11. We monitored and lobbied in Harrisburg on all forms of legislation dealing with women’s economic justice, budget and taxation, education, health care, immigration, human trafficking and ending racism, lesbian rights, reproductive justice, shackling of incarcerated women and children, violence against women, and voting rights. Summaries of some, but not all of these bills can be found in our Legislative Reports that appear in our semi-annual Pennsylvania NOW Times. Copies of these newsletters for 2010 and 2011 can be seen by clicking on each of the PNT links at this blog on the upper left side of the page. We have done this advocacy as a single organization as well as in coalition with
a. Pennsylvanians for Choice on issues related to reproductive justice, fighting the new PA TRAP law, and opposing restrictions on abortion access in general and in the new health care law);
b. Value All Families, led by Equality Advocates and the PA ACLU, to support expanded statewide hate crimes and anti-discrimination laws that would add gender identity and sexual orientation to both laws and to oppose multiple attempts to create discrimination in the PA Constitution by defining marriage as “the legal union of only one man and one woman as husband and wife and no other legal union that is treated as marriage or the substantial equivalent thereof shall be valid or recognized;”
c. Pennsylvanians Opposed to Vouchers to oppose legislation that would unconstitutionally give public funds to private and parochial schools though giving vouchers to parents to pay for their children’s private education;
d. Health Care for All PA to advocate for passage of single-payer health care.
e. Better Choices for PA to advocate, in conjunction with the Pennsylvania Budget and Policy Center, that lawmakers close tax loopholes and end special interest tax breaks before making deep cuts to schools and literacy programs, colleges, the environment, health care, and services for women; and
f. Pennsylvania Immigrant and Citizenship Coalition to oppose anti-immigrant bills that threaten the lives of anyone, especially women and children, who look like they might be undocumented.
12. We also attended and participated in monitoring tension, acts of bias, and potential hate crimes as a member of the Pennsylvania Tension Task Force.
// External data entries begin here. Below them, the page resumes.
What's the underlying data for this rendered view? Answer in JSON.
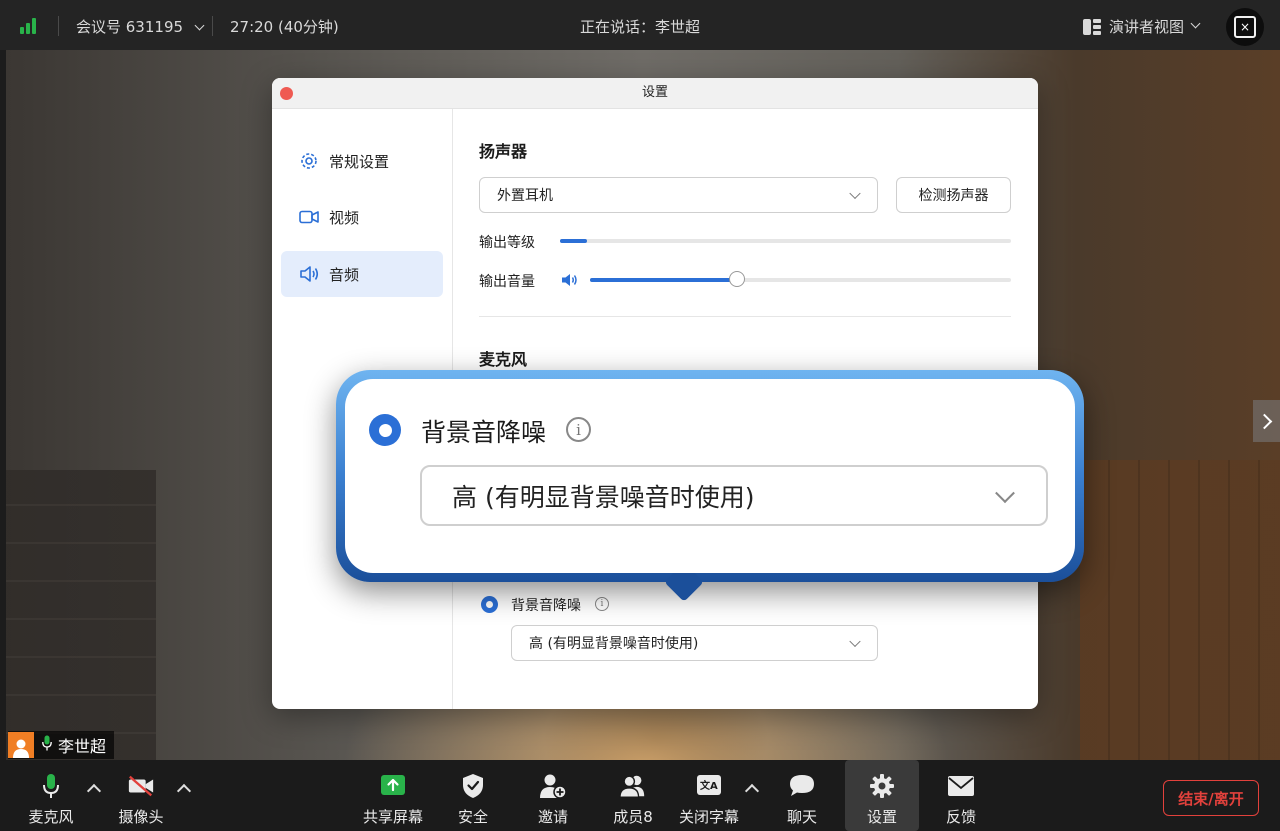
{
  "topbar": {
    "meeting_id": "会议号 631195",
    "duration": "27:20 (40分钟)",
    "speaking": "正在说话：李世超",
    "view_mode": "演讲者视图",
    "icons": [
      "signal-icon",
      "chevron-down-icon",
      "speaker-view-icon",
      "fullscreen-icon"
    ]
  },
  "dialog": {
    "title": "设置",
    "nav": [
      {
        "label": "常规设置",
        "icon": "gear-icon"
      },
      {
        "label": "视频",
        "icon": "camera-icon"
      },
      {
        "label": "音频",
        "icon": "speaker-icon",
        "active": true
      }
    ],
    "speaker": {
      "heading": "扬声器",
      "device": "外置耳机",
      "test_button": "检测扬声器",
      "output_level_label": "输出等级",
      "output_level": 0.06,
      "output_volume_label": "输出音量",
      "output_volume": 0.35
    },
    "mic": {
      "heading": "麦克风",
      "noise_label": "背景音降噪",
      "noise_option": "高 (有明显背景噪音时使用)"
    }
  },
  "callout": {
    "noise_label": "背景音降噪",
    "noise_option": "高 (有明显背景噪音时使用)"
  },
  "nametag": {
    "name": "李世超"
  },
  "toolbar": {
    "mic": "麦克风",
    "camera": "摄像头",
    "share": "共享屏幕",
    "security": "安全",
    "invite": "邀请",
    "members": "成员8",
    "captions": "关闭字幕",
    "chat": "聊天",
    "settings": "设置",
    "feedback": "反馈",
    "end": "结束/离开"
  },
  "colors": {
    "accent": "#2b6fd6",
    "danger": "#e2413c",
    "signal": "#29b34a"
  }
}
The Task Force is headed by the Pennsylvania Human Relations Commission, the Pennsylvania Attorney General’s Office, and the Pennsylvania State Police. In both 2003 and in 2009 we also made presentations before the Task Force on Pennsylvania NOW’s history and on gender-based hate crimes.
We also have had some setbacks. The most recent one was last week’s passage and signing into law Pennsylvania’s new TRAP – Targeted Regulations of Abortion Providers law. We will work in coalition with Pennsylvanians for Choice to stop this undue burden law from going into effect. We are still fighting more potential attacks on marriage equality, school vouchers, immigration, voting rights and access, reproductive justice and healthcare.
We will continue educating the public about women’s rights and equality through the Pennsylvania NOW Education Fund. We will continue our advocacy through Pennsylvania NOW, Inc. And we will work to replace enough members of the Pennsylvania General Assembly to once again have a legislature that is concerned about and works for the betterment of all people’s lives and not just that of corporations.
It’s been a great six years. Thank you all and
Happy New Year!